This article aims to review studies that have investigated the role of neurons that use the transmitter acetylcholine (ACh) in controlling the operation of locomotor neural networks within the spinal cord. This cholinergic system has the particularity of being completely intraspinal. We describe the different effects exerted by spinal cholinergic neurons on locomotor circuitry by the pharmacological activation or blockade of this propriospinal system, as well as describing its different cellular and subcellular targets. Through the activation of one ionotropic receptor, the nicotinic receptor, and five metabotropic receptors, the M1 to M5 muscarinic receptors, the cholinergic system exerts a powerful control both on synaptic transmission and locomotor network neuron excitability. Although tremendous advances have been made in our understanding of the spinal cholinergic system's involvement in the physiology and pathophysiology of locomotor networks, gaps still remain, including the precise role of the different subtypes of cholinergic neurons as well as their pre- and postsynaptic partners. Improving our knowledge of the propriospinal cholinergic system is of major relevance to finding new cellular targets and therapeutics in countering the debilitating effects of neurodegenerative diseases and restoring motor functions after spinal cord injury.
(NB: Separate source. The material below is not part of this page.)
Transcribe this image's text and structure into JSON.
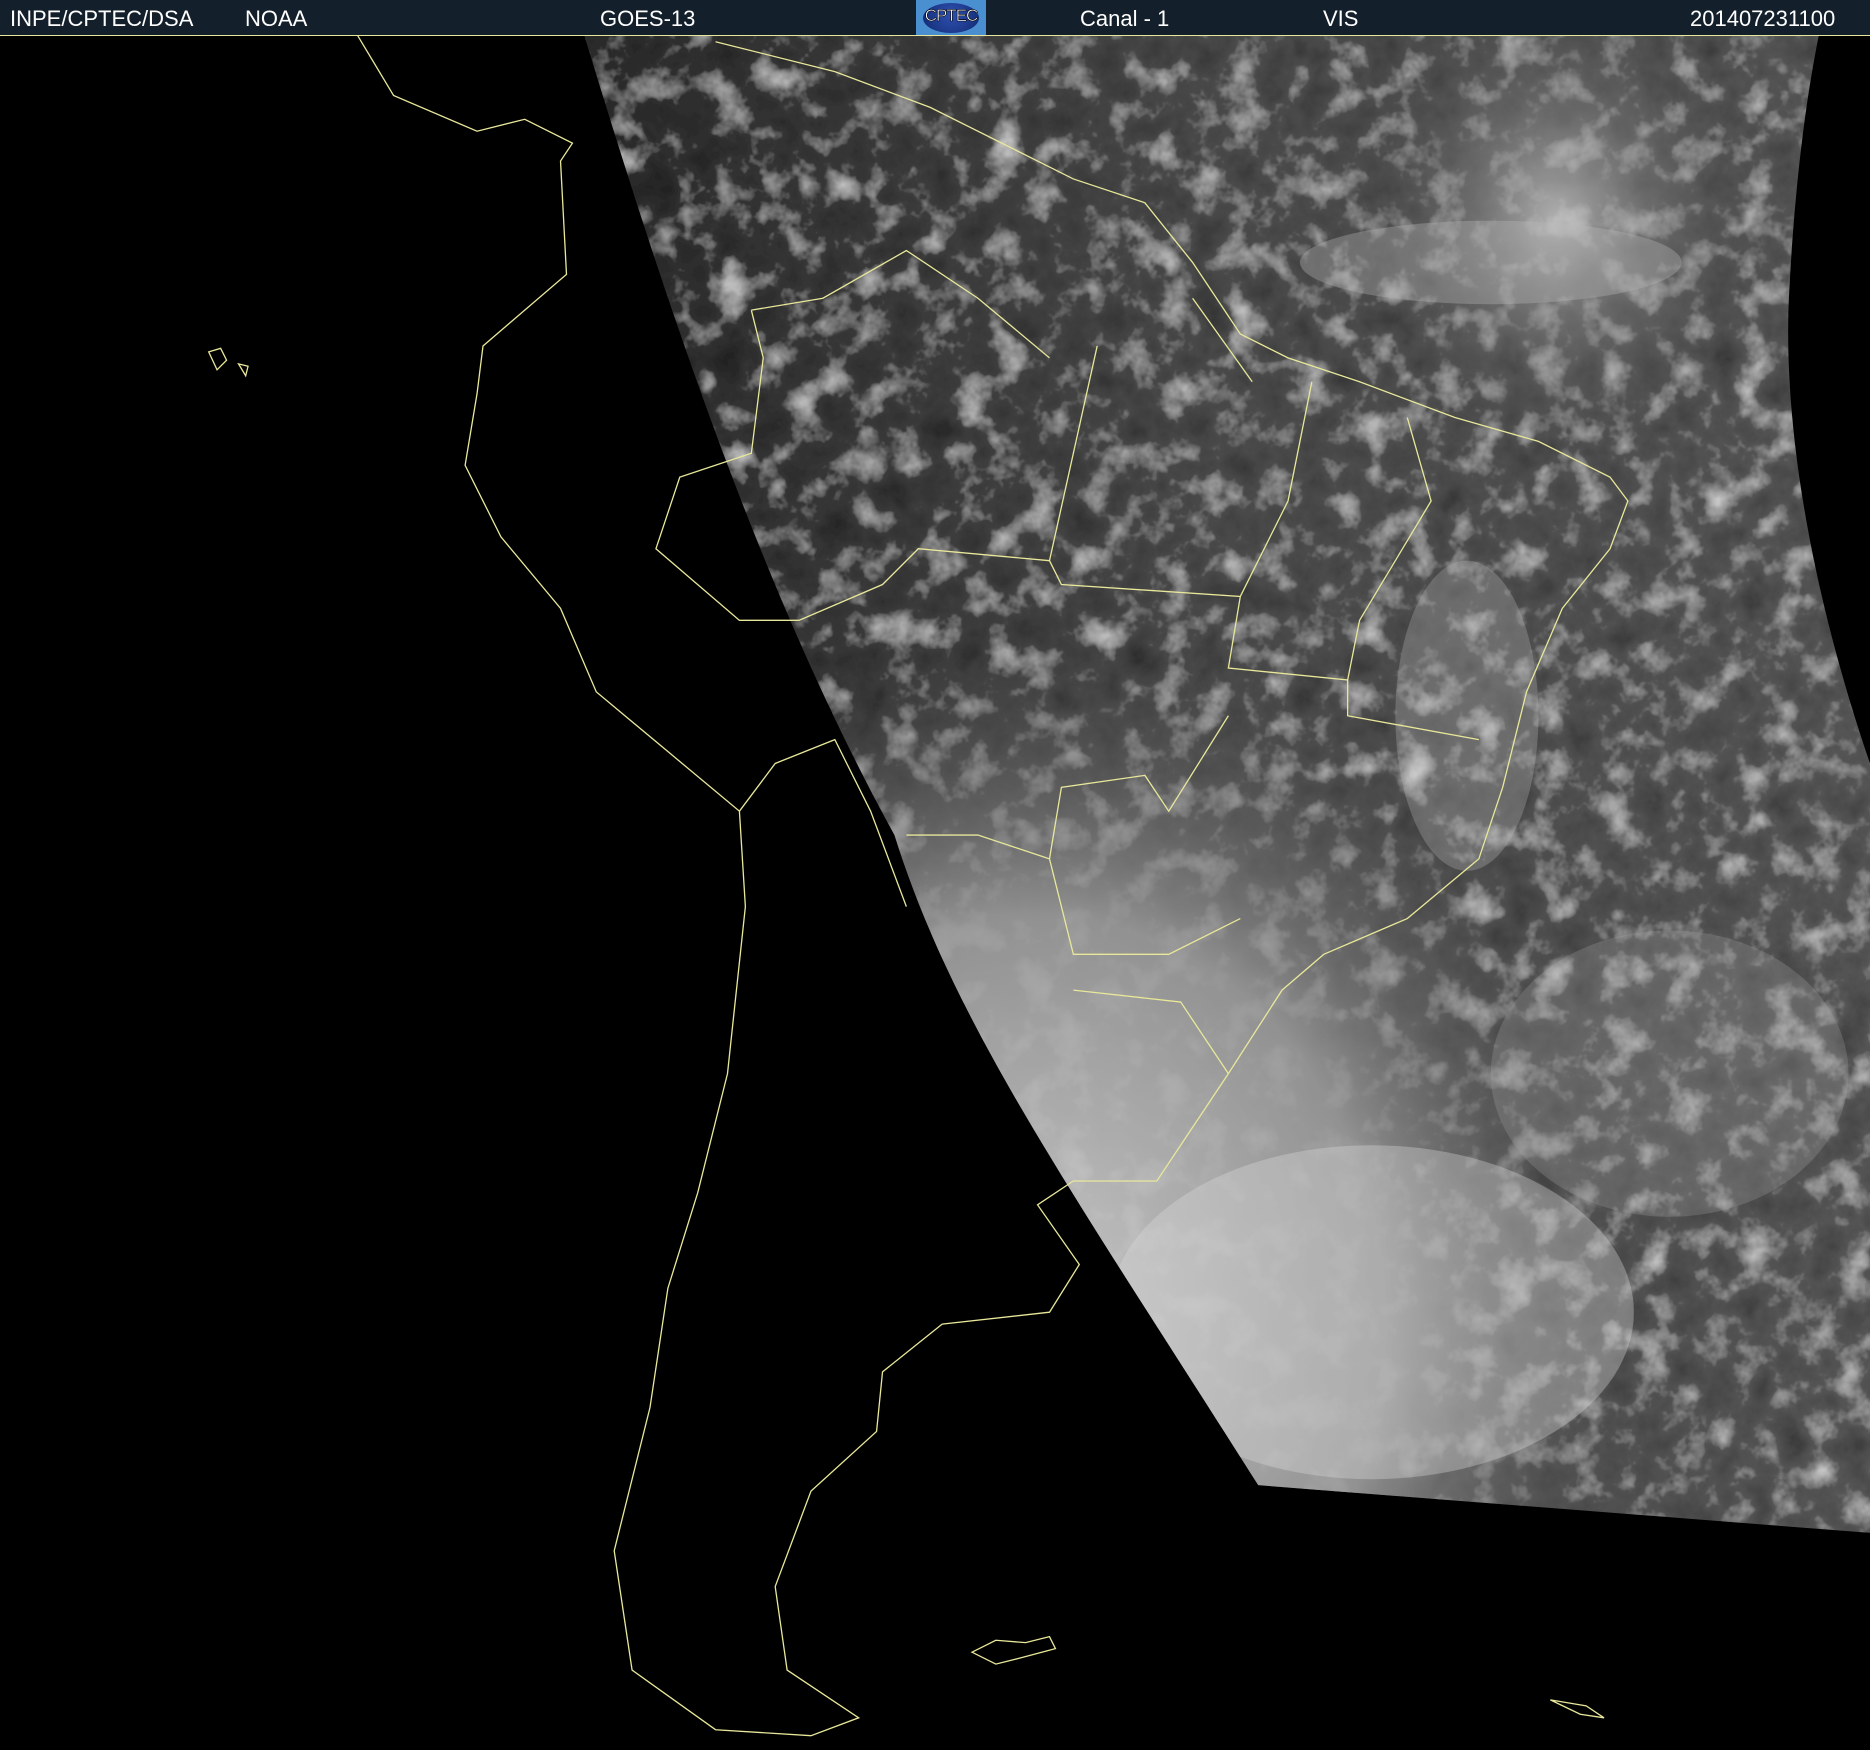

© 2021 The Authors. Physiological Reports published by Wiley Periodicals LLC on behalf of The Physiological Society and the American Physiological Society.